"2014 is a pivotal year for CCS," says Stuart Haszeldine of the University of Edinburgh, UK. "The technology is going from zero to something. It's terrific."
Carbon Capture and Sequestration (CCS) not a magic bullet, however, as the New Scientist article points out.
Boundary Dam is CCS's first big success story, and more must follow. The International Energy Agency (IEA) says that, to have a 50 per cent chance of avoiding 2 °C of global warming, which is probably too dangerous to adapt to, the energy sector can only emit 884 gigatonnes of CO2 between 2013 and 2050 (Redrawing the Climate-Energy Map, 2013). Burning proven reserves of coal, oil and gas would release 2860 Gt. So we must leave two-thirds in the ground (Technology Roadmap: Carbon Capture and Storage, 2013).emphasis added
Here's the rub: the IEA says we will build enough power plants by 2020 to burn our budget by 2050. "Climate change mitigation can and should start by lowering consumption and increasing energy efficiency," says Ruben Juanes of the Massachusetts Institute of Technology. "But the reality is that fossil fuels will continue to dominate the world's primary power for decades to come."
Following the money is important as well.
The big hurdle for CCS is money. Adding chemical scrubbers to a power station uses about 20 per cent of its power output. Power companies are unlikely to pay that hefty cost without incentives.A few caveats that should be considered. 90% capture is far better than no capture at all, but if this makes zero carbon energy sources less competitive and drives them out of the market, that's not good. It remains to be seen how efficient the capture process will be in actual production too, and what other complications follow from it. (How long does the capture solvent last, what does disposing of it entail, etc.) The loss in efficiency from the capture process means that much more coal will need to be burned to make up the difference.
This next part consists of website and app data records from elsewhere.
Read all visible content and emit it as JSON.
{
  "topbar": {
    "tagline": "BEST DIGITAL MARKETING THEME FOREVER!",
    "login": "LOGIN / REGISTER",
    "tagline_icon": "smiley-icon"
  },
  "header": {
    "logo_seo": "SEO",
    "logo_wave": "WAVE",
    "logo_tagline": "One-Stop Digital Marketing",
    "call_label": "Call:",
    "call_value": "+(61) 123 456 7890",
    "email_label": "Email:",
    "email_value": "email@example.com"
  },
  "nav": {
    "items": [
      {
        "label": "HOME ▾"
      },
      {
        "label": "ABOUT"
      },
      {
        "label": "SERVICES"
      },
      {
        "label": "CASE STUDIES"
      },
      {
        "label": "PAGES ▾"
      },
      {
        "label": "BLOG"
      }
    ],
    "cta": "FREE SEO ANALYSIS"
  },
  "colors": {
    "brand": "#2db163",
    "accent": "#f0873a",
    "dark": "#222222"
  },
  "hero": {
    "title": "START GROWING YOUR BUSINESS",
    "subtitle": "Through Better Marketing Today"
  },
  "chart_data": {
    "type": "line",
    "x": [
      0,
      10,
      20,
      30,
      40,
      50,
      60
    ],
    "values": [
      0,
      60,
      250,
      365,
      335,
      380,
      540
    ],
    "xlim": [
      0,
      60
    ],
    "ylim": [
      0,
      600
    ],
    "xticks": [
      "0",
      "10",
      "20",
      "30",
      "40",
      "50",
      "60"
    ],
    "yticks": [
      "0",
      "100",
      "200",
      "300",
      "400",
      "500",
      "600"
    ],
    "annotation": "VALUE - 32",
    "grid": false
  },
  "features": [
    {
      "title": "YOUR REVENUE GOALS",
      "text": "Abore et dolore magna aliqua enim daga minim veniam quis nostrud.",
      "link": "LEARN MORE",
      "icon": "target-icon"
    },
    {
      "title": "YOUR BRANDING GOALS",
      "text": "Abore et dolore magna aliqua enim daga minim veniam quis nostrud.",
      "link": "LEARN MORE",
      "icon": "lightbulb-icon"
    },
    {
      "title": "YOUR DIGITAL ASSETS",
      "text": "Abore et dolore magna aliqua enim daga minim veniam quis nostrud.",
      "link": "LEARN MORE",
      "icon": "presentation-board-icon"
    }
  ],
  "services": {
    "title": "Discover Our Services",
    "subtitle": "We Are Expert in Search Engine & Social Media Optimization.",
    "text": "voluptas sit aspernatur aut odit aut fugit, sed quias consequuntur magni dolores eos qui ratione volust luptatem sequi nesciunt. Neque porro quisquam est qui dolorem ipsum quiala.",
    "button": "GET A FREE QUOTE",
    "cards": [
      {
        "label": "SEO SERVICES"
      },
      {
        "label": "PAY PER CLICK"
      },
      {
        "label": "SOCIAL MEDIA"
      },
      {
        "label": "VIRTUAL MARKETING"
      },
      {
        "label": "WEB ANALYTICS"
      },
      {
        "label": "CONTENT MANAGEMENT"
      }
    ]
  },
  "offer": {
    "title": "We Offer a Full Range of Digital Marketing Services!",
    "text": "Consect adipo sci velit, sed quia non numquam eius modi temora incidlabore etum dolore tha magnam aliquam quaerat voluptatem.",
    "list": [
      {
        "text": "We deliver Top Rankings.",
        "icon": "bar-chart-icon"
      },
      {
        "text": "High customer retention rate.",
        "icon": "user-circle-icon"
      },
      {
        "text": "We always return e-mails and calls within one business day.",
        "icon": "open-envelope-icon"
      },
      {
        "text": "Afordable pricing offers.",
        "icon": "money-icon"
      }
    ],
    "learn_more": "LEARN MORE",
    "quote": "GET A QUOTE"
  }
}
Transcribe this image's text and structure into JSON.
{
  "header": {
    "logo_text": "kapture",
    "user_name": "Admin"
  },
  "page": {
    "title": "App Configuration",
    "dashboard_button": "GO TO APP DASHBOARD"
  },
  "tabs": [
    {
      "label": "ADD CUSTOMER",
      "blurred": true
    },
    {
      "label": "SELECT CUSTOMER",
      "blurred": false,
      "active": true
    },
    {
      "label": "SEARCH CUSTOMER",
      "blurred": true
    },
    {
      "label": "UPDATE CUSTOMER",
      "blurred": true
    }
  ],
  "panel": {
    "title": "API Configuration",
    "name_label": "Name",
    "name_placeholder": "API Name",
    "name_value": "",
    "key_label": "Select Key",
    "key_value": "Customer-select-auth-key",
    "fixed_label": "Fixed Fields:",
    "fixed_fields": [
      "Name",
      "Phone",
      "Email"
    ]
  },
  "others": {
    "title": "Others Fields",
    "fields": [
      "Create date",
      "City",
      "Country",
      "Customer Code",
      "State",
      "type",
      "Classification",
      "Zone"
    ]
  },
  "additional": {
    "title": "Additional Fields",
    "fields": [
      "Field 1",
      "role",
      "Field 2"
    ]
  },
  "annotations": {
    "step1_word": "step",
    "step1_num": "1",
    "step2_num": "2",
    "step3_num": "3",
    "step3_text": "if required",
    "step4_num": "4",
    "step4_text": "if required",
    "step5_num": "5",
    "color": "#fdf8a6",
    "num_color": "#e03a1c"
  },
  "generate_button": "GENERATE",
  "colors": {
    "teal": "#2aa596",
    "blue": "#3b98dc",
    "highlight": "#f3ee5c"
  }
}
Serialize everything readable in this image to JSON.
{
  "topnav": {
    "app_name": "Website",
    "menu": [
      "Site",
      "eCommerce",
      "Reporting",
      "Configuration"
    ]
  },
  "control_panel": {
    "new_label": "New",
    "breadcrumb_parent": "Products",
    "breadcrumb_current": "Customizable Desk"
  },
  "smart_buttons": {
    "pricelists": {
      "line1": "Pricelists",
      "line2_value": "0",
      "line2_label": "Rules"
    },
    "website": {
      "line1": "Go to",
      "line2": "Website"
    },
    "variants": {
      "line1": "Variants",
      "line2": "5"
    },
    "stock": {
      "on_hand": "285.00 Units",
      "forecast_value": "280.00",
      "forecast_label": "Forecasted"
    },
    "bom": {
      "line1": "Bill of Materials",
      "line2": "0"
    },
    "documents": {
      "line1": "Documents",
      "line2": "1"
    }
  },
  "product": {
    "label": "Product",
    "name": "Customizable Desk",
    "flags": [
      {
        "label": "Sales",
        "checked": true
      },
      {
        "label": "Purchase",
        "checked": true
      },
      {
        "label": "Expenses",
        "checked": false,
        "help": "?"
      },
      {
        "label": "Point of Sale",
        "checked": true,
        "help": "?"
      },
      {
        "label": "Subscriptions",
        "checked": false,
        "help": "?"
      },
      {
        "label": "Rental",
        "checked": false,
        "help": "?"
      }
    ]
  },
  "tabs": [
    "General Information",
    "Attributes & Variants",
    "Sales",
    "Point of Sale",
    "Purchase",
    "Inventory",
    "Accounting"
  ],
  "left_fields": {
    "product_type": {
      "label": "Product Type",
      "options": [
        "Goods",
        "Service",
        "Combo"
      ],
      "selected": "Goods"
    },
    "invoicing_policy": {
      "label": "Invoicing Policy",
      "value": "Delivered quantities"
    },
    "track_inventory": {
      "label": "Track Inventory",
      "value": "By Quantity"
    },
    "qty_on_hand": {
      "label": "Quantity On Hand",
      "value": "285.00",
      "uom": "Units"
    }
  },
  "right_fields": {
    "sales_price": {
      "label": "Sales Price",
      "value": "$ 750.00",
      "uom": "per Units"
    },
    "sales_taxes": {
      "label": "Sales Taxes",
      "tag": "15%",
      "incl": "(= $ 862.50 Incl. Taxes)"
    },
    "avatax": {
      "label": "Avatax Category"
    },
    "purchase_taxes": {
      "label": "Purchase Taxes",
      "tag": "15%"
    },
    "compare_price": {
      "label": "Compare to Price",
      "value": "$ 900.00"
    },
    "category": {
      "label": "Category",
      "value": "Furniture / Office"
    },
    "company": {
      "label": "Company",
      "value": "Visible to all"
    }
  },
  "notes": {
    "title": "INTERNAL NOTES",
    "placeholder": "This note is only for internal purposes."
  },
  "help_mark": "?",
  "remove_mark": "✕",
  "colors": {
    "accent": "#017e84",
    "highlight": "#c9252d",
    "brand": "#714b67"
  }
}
For now the cost of electricity from a CCS power plant is higher than normal fossil fuels but close to wind energy, says Haszeldine. The most pricey bit is reheating the solvent to release captured CO2. Researchers are now looking into scrubbing reactions that use less energy. If that works, power plants could use residual heat alone to drive the reaction.
Can this process be adapted to existing plants, or is it more effective to incorporate it into new construction. If it does spur new construction, each new plant extends the use of coal for the lifetime of that plant. What about natural gas? The rush to obtain natural gas by fracking and convert coal plants to burning it because of price and emission advantages is well underway. So here's a question: can the same capture technology be adapted to plants burning natural gas? If so, will it increase the pressure to expand fracking?
Further, there's the time factor. It's going to take years to prove the capture technology and make it something other than experimental. Do we have that time? If we adopt it around the world, is there going to be enough capacity to store all that CO2?
CO2 is not the only problem with coal, though it is a huge one. Extracting coal from the ground, processing it, transporting it, the ash residue from burning it - all of these things impose non-trivial burdens on the planet. If carbon capture and sequestration (CCS) makes it possible to burn coal for power with lessened effects on Global Warming and Climate Change, we will still be stuck with those other environmental costs.
In an ideal world, we should be insisting that if CCS technology is available and works, it should be used as widely as possible. BUT… only as long as it takes to phase out burning coal and other fossil fuels. In the world we have, let's take the good news with a grain of salt and remember we still have along way to go.